■ MATERIAL TO PROCESS ■
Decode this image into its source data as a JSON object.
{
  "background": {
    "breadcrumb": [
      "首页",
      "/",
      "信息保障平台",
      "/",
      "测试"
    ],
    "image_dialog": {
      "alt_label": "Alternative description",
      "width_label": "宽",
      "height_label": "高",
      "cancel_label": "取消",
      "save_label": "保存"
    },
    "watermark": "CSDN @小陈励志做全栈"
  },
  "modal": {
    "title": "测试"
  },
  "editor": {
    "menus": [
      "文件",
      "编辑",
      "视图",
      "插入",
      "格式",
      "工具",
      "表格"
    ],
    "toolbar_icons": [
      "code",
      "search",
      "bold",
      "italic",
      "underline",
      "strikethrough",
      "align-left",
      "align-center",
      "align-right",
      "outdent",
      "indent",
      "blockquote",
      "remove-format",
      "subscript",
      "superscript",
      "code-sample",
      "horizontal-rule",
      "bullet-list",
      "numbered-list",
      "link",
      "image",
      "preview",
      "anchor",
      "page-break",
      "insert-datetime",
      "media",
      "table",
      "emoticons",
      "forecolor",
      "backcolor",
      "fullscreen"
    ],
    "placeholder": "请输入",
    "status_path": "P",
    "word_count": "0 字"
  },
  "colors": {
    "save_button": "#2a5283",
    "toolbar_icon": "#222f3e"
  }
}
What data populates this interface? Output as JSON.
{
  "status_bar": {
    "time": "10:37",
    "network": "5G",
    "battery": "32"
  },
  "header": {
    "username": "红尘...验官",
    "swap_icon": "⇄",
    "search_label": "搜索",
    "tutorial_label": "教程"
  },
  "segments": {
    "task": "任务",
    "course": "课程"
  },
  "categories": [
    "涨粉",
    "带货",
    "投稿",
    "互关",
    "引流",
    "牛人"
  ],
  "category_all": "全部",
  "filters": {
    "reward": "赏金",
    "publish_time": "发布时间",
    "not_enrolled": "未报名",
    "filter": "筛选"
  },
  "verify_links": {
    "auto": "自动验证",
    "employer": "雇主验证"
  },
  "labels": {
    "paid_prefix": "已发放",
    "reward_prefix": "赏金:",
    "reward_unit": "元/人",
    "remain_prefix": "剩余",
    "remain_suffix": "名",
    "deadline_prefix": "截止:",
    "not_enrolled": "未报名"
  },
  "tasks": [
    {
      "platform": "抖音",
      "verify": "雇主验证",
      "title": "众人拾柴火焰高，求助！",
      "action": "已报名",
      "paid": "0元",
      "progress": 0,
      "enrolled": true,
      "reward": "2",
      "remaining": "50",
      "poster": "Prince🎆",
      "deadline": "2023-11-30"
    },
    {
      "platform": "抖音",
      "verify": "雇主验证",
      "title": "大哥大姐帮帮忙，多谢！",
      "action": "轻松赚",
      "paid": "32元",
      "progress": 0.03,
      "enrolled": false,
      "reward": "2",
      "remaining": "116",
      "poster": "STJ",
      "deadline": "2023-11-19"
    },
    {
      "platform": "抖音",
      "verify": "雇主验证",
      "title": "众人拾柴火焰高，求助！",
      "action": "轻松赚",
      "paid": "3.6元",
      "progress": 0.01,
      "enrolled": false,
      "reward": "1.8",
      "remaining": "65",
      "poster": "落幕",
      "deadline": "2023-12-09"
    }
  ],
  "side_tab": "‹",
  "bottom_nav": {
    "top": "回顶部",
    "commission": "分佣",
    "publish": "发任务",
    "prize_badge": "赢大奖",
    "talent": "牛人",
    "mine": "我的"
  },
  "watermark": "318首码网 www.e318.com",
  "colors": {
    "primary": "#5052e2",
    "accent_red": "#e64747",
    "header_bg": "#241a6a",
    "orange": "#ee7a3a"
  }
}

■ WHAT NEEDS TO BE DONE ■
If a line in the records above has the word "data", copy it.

■ WRITTEN SOLUTION ■
Decode this image into its source data as a JSON object.
What data populates this interface? Output as JSON.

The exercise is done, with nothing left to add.